Iron & B12 On A Plant Based Diet - Are You Getting Enough?

The question around plant-based diets is almost always about whether or not you are meeting your nutritional requirements, in particular - are you consuming enough Iron & B12. Here at KOJA, we are huge advocates of plant-centric dietary patterns and are passionate about showing you how you can still meet your Iron and B12 requirements and feel your best! 

Let's get into it....

What is the role of Vitamin B12 and why do we need it?

Vitamin B12 plays a crucial role in maintaining normal brain function, nerve function and for the production of red blood cells.

Vitamin B12 is usually obtained exclusively from animal-based sources such as dairy, meat and fish, which makes it difficult for those following a plant-based diet to consume enough.

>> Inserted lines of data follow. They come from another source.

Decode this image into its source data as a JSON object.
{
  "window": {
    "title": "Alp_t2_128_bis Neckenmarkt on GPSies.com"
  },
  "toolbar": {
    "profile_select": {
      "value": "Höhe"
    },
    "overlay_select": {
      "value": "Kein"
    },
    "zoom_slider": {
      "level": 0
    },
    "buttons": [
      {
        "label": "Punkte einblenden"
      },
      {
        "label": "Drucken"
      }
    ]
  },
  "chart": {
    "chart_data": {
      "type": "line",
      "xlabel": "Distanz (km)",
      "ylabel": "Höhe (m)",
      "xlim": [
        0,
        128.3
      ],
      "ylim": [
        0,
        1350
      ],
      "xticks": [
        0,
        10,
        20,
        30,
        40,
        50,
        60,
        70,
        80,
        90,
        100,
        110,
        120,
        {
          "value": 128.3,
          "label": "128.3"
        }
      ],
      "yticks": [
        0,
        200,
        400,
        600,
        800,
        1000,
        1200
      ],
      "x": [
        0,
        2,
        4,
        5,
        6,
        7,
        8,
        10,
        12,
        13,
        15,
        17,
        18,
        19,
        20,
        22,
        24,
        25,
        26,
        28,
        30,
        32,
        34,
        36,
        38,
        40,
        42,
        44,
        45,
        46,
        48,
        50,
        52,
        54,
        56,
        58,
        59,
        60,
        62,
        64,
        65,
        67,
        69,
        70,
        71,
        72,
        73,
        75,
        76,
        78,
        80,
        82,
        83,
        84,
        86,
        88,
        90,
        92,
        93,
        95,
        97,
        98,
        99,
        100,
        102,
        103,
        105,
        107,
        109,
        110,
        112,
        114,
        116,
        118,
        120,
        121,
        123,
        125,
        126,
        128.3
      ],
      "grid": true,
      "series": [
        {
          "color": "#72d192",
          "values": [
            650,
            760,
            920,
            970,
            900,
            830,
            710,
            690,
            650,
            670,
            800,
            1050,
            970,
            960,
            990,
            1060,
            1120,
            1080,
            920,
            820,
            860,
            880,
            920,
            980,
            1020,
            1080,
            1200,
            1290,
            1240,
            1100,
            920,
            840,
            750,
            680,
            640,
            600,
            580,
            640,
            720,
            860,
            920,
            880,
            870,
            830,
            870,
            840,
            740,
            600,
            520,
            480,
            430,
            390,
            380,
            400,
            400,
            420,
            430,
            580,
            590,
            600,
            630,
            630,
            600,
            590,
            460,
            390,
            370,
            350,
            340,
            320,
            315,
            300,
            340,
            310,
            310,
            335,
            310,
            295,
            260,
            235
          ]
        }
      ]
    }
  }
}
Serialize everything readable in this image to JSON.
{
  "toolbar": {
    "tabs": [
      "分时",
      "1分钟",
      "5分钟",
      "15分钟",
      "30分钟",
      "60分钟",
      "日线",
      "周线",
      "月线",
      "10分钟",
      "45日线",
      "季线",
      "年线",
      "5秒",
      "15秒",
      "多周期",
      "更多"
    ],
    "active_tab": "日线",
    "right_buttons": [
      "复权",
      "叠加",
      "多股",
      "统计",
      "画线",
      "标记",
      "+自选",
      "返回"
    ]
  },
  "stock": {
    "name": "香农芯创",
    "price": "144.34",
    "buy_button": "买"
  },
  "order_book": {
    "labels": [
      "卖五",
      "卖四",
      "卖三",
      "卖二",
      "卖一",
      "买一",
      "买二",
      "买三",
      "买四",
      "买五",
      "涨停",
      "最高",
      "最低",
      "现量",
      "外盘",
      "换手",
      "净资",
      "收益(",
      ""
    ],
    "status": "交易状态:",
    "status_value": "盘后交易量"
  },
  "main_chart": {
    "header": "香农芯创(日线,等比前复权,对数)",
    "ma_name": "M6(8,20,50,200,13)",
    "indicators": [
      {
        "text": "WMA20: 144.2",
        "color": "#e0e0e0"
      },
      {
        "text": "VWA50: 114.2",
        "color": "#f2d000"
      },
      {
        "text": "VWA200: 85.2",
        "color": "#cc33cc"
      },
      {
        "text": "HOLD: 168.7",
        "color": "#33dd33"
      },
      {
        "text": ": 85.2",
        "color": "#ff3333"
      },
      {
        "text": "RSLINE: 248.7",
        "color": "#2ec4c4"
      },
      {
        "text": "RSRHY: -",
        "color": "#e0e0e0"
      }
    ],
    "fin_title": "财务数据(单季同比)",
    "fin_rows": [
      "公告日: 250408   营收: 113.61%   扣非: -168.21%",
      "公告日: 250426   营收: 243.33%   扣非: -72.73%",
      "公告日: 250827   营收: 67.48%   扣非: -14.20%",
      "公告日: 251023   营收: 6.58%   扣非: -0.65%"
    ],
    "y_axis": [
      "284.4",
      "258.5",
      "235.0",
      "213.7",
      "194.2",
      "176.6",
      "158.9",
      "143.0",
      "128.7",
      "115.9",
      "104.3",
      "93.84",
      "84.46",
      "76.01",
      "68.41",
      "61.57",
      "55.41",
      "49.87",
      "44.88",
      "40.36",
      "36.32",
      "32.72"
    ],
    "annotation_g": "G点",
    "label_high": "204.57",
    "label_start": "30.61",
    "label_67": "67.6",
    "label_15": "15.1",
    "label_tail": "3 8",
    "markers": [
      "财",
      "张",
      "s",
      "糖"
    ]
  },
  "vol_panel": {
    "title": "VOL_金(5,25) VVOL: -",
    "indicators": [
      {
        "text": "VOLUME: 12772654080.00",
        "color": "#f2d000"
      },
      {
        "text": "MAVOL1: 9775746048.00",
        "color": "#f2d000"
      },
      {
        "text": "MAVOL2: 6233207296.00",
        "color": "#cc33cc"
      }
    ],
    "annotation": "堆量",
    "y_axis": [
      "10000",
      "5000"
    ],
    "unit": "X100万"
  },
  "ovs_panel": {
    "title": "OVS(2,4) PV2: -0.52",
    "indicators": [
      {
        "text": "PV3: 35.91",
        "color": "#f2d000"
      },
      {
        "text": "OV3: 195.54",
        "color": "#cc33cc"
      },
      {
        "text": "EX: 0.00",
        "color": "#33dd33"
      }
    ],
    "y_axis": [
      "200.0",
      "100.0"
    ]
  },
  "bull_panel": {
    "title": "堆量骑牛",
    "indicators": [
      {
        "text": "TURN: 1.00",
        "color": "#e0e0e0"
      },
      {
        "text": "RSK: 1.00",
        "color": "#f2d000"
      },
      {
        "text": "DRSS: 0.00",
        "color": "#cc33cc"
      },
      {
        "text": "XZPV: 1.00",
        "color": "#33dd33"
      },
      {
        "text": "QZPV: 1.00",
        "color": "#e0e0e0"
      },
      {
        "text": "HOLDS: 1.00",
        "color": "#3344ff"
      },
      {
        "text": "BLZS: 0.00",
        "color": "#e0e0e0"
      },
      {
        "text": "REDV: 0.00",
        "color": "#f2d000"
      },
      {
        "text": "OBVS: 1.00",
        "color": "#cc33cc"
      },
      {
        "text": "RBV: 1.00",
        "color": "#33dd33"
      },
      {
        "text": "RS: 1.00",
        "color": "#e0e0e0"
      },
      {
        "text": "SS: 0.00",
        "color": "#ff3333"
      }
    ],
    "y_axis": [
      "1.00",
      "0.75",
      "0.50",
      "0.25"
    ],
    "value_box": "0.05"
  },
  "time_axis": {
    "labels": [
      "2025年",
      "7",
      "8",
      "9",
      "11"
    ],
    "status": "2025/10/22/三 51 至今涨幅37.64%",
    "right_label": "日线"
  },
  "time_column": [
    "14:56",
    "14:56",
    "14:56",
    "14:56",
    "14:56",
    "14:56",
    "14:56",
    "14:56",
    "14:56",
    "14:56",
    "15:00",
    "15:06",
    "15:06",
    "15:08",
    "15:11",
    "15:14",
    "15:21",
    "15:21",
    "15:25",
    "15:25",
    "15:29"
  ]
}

You know that we always advocate for a 'food first' approach here at KOJA, however we recognise that sometimes this isn't feasible for everyone, especially those who follow a plant-based diet in its entirety. 

Therefore, using a B12 supplement or consuming fortified foods such as Vegemite, nutritional yeast, certain cereals and alternative milks is the only way to ensure you’re getting enough B12.

If you are purchasing a B12 fortified product, look for at least 1ug (we require 2.4ug/day) of B12 per serving. This information will be located in the nutrition information panel on either the side or back of the packet. 

If you believe a B12 supplement or injection is required, always consult with your doctor and dietitian on the most appropriate intervention for you. 

Let's talk about Iron - Why do we need it?

Iron is important for the production of red blood cells, carrying oxygen around the body, releasing energy from cells and for maintaining a healthy immune system.

There are two types of iron

 1. Haem (found in animal-based sources)
2. Non-haem (found in plant-based sources)

The main difference between the two forms of iron is that haem iron is more bioavailable, therefore our bodies are able to absorb it easier. Not to worry though, we can still get all the Iron we need from non-haem sources too! 

How much iron do I need a day?

According to the National Health and Medical Research Council, the recommended intake for menstruating women is 18mg/day while men (and post-menopausal women) only require 8mg/day

Plant based sources of iron

 -   Tofu

-   Chickpeas, red kidney beans, lentils etc

-   Nuts and seeds including cashews, almonds, sunflower seeds, pepita seeds etc.

-   Fortified breakfast cereals 

-   Green leafy vegetables like kale, silverbeet, spinach

-   Dried fruits such as raisins, apricots, pears

So how do I maximise my iron absorption on a plant-based diet?

 We are glad you asked, here are our top tips below:

  1. Pair iron-rich foods with vitamin C-rich foods to help increase absorption:

    Vitamin C-rich foods include citrus fruits, berries, capsicum, tomatoes, broccoli, cauliflower and kiwi fruit to name a few.

    Into practice...

    Try kiwi fruit on top of your cereal, hummus and tomato on your favourite savoury biscuit, include capsicum as part of a tofu stir fry or curry or a lemon and olive oil dressing on a lentil and kale salad.
  1. Make small swaps to your usual recipes and meals by adding in an iron-rich food.

    Into practise...

    Use pepita seeds or sunflower seeds over pine nuts for an iron-rich pesto, further boost it by throwing in some kale or loads of spinach and add in lemon juice to aid with the absorption.
  1. Aim for a little higher than the recommended daily intake each day. 

  2. Try to avoid having tea, coffee or wine with or close to meals (at least 30 minutes prior or after meal consumption) as these contain tannins which can prevent iron absorption.


 Written by Millie Padula, Dietitian and Nutritionist